* _EXERCISE PROMPT_
Nothing but the listing below, retyped exactly, should appear in the answer.

===== RECORDS SHOWN =====

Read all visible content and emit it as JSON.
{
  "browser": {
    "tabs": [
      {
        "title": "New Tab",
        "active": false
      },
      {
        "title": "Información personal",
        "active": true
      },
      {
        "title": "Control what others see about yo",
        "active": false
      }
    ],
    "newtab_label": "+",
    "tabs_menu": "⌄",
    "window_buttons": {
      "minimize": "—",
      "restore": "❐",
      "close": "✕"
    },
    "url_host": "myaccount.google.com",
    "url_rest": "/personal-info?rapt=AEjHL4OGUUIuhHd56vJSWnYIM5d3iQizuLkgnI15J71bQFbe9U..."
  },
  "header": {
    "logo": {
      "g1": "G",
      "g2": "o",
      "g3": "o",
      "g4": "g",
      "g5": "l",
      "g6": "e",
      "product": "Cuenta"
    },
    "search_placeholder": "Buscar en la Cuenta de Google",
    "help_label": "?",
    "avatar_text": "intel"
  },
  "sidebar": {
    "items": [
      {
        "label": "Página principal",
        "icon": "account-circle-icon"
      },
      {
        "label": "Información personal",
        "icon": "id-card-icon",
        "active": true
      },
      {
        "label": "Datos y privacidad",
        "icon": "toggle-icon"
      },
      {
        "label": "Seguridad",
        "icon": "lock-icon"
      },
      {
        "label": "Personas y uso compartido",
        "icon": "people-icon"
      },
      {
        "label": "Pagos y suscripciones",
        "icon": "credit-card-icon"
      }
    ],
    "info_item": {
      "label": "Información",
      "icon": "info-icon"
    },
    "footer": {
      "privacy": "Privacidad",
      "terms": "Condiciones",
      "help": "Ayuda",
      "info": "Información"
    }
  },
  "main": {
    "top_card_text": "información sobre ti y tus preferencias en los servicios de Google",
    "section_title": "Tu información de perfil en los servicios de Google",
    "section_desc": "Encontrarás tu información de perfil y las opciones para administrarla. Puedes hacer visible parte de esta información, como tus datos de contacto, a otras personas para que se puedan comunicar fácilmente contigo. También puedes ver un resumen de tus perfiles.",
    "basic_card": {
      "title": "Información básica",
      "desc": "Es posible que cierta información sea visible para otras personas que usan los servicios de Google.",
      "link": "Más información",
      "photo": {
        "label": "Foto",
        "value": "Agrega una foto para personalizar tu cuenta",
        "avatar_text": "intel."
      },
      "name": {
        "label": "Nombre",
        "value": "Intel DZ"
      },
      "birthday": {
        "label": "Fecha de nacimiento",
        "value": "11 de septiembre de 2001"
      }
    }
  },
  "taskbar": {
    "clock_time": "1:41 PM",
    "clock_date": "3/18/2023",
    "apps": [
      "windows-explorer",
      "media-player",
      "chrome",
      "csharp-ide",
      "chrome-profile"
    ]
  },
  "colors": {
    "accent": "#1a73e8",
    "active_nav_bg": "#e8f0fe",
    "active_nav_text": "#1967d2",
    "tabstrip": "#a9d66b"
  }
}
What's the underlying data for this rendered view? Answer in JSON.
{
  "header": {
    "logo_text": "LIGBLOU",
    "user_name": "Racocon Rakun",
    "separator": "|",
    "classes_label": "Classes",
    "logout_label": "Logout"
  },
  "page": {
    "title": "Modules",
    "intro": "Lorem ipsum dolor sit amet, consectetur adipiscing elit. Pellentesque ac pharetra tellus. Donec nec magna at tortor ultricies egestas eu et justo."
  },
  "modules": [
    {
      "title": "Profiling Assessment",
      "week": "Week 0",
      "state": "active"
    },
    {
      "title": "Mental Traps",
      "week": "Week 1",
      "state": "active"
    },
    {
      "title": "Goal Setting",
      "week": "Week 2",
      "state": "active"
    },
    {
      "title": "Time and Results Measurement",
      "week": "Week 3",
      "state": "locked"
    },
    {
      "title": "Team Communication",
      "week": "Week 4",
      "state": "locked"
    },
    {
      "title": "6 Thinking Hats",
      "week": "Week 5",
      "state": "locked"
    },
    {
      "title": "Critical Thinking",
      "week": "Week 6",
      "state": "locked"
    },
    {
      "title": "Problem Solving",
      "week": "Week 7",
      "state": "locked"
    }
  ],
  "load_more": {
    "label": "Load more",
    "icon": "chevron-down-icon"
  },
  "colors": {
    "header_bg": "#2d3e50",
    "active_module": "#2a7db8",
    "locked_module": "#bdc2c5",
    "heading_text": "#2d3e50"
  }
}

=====

* _TASK RESULT_
Read all visible content and emit it as JSON.
{
  "browser": {
    "tabs": [
      {
        "title": "New Tab",
        "active": false
      },
      {
        "title": "Información personal",
        "active": true
      },
      {
        "title": "Control what others see about yo",
        "active": false
      }
    ],
    "newtab_label": "+",
    "tabs_menu": "⌄",
    "window_buttons": {
      "minimize": "—",
      "restore": "❐",
      "close": "✕"
    },
    "url_host": "myaccount.google.com",
    "url_rest": "/personal-info?rapt=AEjHL4OGUUIuhHd56vJSWnYIM5d3iQizuLkgnI15J71bQFbe9U..."
  },
  "header": {
    "logo": {
      "g1": "G",
      "g2": "o",
      "g3": "o",
      "g4": "g",
      "g5": "l",
      "g6": "e",
      "product": "Cuenta"
    },
    "search_placeholder": "Buscar en la Cuenta de Google",
    "help_label": "?",
    "avatar_text": "intel"
  },
  "sidebar": {
    "items": [
      {
        "label": "Página principal",
        "icon": "account-circle-icon"
      },
      {
        "label": "Información personal",
        "icon": "id-card-icon",
        "active": true
      },
      {
        "label": "Datos y privacidad",
        "icon": "toggle-icon"
      },
      {
        "label": "Seguridad",
        "icon": "lock-icon"
      },
      {
        "label": "Personas y uso compartido",
        "icon": "people-icon"
      },
      {
        "label": "Pagos y suscripciones",
        "icon": "credit-card-icon"
      }
    ],
    "info_item": {
      "label": "Información",
      "icon": "info-icon"
    },
    "footer": {
      "privacy": "Privacidad",
      "terms": "Condiciones",
      "help": "Ayuda",
      "info": "Información"
    }
  },
  "main": {
    "top_card_text": "información sobre ti y tus preferencias en los servicios de Google",
    "section_title": "Tu información de perfil en los servicios de Google",
    "section_desc": "Encontrarás tu información de perfil y las opciones para administrarla. Puedes hacer visible parte de esta información, como tus datos de contacto, a otras personas para que se puedan comunicar fácilmente contigo. También puedes ver un resumen de tus perfiles.",
    "basic_card": {
      "title": "Información básica",
      "desc": "Es posible que cierta información sea visible para otras personas que usan los servicios de Google.",
      "link": "Más información",
      "photo": {
        "label": "Foto",
        "value": "Agrega una foto para personalizar tu cuenta",
        "avatar_text": "intel."
      },
      "name": {
        "label": "Nombre",
        "value": "Intel DZ"
      },
      "birthday": {
        "label": "Fecha de nacimiento",
        "value": "11 de septiembre de 2001"
      }
    }
  },
  "taskbar": {
    "clock_time": "1:41 PM",
    "clock_date": "3/18/2023",
    "apps": [
      "windows-explorer",
      "media-player",
      "chrome",
      "csharp-ide",
      "chrome-profile"
    ]
  },
  "colors": {
    "accent": "#1a73e8",
    "active_nav_bg": "#e8f0fe",
    "active_nav_text": "#1967d2",
    "tabstrip": "#a9d66b"
  }
}
What's the underlying data for this rendered view? Answer in JSON.
{
  "header": {
    "logo_text": "LIGBLOU",
    "user_name": "Racocon Rakun",
    "separator": "|",
    "classes_label": "Classes",
    "logout_label": "Logout"
  },
  "page": {
    "title": "Modules",
    "intro": "Lorem ipsum dolor sit amet, consectetur adipiscing elit. Pellentesque ac pharetra tellus. Donec nec magna at tortor ultricies egestas eu et justo."
  },
  "modules": [
    {
      "title": "Profiling Assessment",
      "week": "Week 0",
      "state": "active"
    },
    {
      "title": "Mental Traps",
      "week": "Week 1",
      "state": "active"
    },
    {
      "title": "Goal Setting",
      "week": "Week 2",
      "state": "active"
    },
    {
      "title": "Time and Results Measurement",
      "week": "Week 3",
      "state": "locked"
    },
    {
      "title": "Team Communication",
      "week": "Week 4",
      "state": "locked"
    },
    {
      "title": "6 Thinking Hats",
      "week": "Week 5",
      "state": "locked"
    },
    {
      "title": "Critical Thinking",
      "week": "Week 6",
      "state": "locked"
    },
    {
      "title": "Problem Solving",
      "week": "Week 7",
      "state": "locked"
    }
  ],
  "load_more": {
    "label": "Load more",
    "icon": "chevron-down-icon"
  },
  "colors": {
    "header_bg": "#2d3e50",
    "active_module": "#2a7db8",
    "locked_module": "#bdc2c5",
    "heading_text": "#2d3e50"
  }
}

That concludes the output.